Copy each line containing "icon" from the listing below.

* * *

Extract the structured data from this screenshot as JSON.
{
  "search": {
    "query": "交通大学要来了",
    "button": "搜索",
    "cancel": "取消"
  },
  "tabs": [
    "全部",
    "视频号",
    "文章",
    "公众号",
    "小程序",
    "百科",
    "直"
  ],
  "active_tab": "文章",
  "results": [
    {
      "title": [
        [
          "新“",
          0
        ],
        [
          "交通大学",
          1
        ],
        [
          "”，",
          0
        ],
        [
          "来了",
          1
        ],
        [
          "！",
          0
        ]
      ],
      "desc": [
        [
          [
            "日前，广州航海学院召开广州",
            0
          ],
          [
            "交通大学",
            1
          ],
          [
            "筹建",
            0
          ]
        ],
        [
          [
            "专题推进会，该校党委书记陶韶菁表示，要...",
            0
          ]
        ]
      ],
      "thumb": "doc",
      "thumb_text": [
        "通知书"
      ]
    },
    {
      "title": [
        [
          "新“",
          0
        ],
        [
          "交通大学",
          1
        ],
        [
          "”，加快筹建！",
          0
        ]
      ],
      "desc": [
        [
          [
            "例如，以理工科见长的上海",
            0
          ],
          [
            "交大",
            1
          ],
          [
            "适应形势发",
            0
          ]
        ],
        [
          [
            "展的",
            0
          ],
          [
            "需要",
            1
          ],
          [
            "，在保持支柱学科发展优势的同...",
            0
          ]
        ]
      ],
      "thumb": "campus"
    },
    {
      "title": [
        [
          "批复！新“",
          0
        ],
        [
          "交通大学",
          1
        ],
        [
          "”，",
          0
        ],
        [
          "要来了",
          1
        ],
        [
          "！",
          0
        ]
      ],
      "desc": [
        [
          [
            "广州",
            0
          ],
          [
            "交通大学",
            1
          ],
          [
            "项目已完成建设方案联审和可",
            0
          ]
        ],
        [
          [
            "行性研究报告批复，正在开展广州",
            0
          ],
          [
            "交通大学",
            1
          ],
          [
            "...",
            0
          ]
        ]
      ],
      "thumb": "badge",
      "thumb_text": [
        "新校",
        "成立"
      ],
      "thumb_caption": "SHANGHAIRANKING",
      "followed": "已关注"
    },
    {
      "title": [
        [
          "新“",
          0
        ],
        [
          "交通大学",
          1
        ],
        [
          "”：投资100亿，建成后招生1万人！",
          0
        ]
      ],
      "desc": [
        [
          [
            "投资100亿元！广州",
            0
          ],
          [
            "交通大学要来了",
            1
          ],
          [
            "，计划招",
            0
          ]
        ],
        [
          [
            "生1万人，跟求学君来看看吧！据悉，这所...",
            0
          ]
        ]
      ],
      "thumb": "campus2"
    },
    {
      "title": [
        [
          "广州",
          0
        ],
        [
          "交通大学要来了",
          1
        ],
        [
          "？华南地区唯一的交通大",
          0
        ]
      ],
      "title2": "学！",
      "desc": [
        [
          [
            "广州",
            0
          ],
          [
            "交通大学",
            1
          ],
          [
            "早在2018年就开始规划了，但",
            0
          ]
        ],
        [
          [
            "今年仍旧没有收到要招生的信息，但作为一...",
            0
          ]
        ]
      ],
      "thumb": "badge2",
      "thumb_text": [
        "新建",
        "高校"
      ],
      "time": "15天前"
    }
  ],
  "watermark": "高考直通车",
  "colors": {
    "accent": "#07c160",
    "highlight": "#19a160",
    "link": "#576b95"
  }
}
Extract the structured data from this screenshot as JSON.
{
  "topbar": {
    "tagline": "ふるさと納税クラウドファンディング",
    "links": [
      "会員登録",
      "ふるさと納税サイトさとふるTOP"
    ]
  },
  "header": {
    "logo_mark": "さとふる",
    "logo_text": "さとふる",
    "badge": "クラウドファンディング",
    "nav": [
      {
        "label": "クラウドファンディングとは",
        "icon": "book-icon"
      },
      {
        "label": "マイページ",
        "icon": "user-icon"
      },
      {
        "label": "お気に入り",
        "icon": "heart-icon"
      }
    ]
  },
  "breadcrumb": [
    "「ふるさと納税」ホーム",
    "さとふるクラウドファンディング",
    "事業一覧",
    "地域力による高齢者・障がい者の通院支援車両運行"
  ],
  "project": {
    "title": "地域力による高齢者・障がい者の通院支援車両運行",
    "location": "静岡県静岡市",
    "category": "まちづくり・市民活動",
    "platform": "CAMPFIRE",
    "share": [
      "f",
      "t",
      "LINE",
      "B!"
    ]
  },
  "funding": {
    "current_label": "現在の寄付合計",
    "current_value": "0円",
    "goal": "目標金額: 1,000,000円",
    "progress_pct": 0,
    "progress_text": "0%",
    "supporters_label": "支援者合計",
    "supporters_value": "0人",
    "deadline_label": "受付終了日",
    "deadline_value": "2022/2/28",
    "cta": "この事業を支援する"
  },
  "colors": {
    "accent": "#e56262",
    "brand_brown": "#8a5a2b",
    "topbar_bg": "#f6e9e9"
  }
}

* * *

_Expected answer_.
        "icon": "book-icon"
        "icon": "user-icon"
        "icon": "heart-icon"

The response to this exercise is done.